--- Input ---

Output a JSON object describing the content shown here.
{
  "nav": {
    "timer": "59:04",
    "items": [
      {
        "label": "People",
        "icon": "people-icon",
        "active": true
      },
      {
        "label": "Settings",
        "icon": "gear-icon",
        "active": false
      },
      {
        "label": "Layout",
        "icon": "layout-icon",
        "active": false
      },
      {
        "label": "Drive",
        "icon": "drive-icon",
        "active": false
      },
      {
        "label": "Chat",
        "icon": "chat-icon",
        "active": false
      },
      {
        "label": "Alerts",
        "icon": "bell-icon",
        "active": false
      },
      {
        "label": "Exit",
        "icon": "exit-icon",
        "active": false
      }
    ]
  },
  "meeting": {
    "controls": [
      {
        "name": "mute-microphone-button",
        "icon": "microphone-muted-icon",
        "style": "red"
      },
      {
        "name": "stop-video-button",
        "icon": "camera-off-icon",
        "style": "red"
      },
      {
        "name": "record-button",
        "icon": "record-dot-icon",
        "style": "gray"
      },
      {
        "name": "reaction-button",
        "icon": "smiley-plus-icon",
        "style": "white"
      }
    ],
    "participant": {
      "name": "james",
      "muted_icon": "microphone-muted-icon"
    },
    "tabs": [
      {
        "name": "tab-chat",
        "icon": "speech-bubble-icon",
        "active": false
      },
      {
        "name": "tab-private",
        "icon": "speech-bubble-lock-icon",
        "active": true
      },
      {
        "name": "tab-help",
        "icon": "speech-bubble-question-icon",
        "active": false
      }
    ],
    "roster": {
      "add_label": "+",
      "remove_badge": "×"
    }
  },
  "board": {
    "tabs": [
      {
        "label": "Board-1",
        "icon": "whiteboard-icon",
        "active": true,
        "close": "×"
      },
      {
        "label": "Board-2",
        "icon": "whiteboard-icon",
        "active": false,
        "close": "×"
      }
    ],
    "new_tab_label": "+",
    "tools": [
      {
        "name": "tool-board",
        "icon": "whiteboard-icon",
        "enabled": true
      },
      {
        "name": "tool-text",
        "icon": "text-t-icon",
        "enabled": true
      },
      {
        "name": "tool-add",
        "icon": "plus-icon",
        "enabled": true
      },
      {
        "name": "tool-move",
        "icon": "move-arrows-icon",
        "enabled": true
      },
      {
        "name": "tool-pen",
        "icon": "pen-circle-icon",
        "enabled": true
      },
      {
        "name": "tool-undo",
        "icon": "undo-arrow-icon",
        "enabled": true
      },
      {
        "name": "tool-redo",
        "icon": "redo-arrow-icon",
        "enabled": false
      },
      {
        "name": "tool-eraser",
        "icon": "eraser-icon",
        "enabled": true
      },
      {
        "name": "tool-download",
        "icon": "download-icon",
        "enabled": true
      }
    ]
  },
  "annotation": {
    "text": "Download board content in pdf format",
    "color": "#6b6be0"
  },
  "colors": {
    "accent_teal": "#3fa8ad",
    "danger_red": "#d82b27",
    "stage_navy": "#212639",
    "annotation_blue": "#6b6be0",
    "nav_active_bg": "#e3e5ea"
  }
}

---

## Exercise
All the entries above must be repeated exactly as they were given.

## Answer below
Output a JSON object describing the content shown here.
{
  "nav": {
    "timer": "59:04",
    "items": [
      {
        "label": "People",
        "icon": "people-icon",
        "active": true
      },
      {
        "label": "Settings",
        "icon": "gear-icon",
        "active": false
      },
      {
        "label": "Layout",
        "icon": "layout-icon",
        "active": false
      },
      {
        "label": "Drive",
        "icon": "drive-icon",
        "active": false
      },
      {
        "label": "Chat",
        "icon": "chat-icon",
        "active": false
      },
      {
        "label": "Alerts",
        "icon": "bell-icon",
        "active": false
      },
      {
        "label": "Exit",
        "icon": "exit-icon",
        "active": false
      }
    ]
  },
  "meeting": {
    "controls": [
      {
        "name": "mute-microphone-button",
        "icon": "microphone-muted-icon",
        "style": "red"
      },
      {
        "name": "stop-video-button",
        "icon": "camera-off-icon",
        "style": "red"
      },
      {
        "name": "record-button",
        "icon": "record-dot-icon",
        "style": "gray"
      },
      {
        "name": "reaction-button",
        "icon": "smiley-plus-icon",
        "style": "white"
      }
    ],
    "participant": {
      "name": "james",
      "muted_icon": "microphone-muted-icon"
    },
    "tabs": [
      {
        "name": "tab-chat",
        "icon": "speech-bubble-icon",
        "active": false
      },
      {
        "name": "tab-private",
        "icon": "speech-bubble-lock-icon",
        "active": true
      },
      {
        "name": "tab-help",
        "icon": "speech-bubble-question-icon",
        "active": false
      }
    ],
    "roster": {
      "add_label": "+",
      "remove_badge": "×"
    }
  },
  "board": {
    "tabs": [
      {
        "label": "Board-1",
        "icon": "whiteboard-icon",
        "active": true,
        "close": "×"
      },
      {
        "label": "Board-2",
        "icon": "whiteboard-icon",
        "active": false,
        "close": "×"
      }
    ],
    "new_tab_label": "+",
    "tools": [
      {
        "name": "tool-board",
        "icon": "whiteboard-icon",
        "enabled": true
      },
      {
        "name": "tool-text",
        "icon": "text-t-icon",
        "enabled": true
      },
      {
        "name": "tool-add",
        "icon": "plus-icon",
        "enabled": true
      },
      {
        "name": "tool-move",
        "icon": "move-arrows-icon",
        "enabled": true
      },
      {
        "name": "tool-pen",
        "icon": "pen-circle-icon",
        "enabled": true
      },
      {
        "name": "tool-undo",
        "icon": "undo-arrow-icon",
        "enabled": true
      },
      {
        "name": "tool-redo",
        "icon": "redo-arrow-icon",
        "enabled": false
      },
      {
        "name": "tool-eraser",
        "icon": "eraser-icon",
        "enabled": true
      },
      {
        "name": "tool-download",
        "icon": "download-icon",
        "enabled": true
      }
    ]
  },
  "annotation": {
    "text": "Download board content in pdf format",
    "color": "#6b6be0"
  },
  "colors": {
    "accent_teal": "#3fa8ad",
    "danger_red": "#d82b27",
    "stage_navy": "#212639",
    "annotation_blue": "#6b6be0",
    "nav_active_bg": "#e3e5ea"
  }
}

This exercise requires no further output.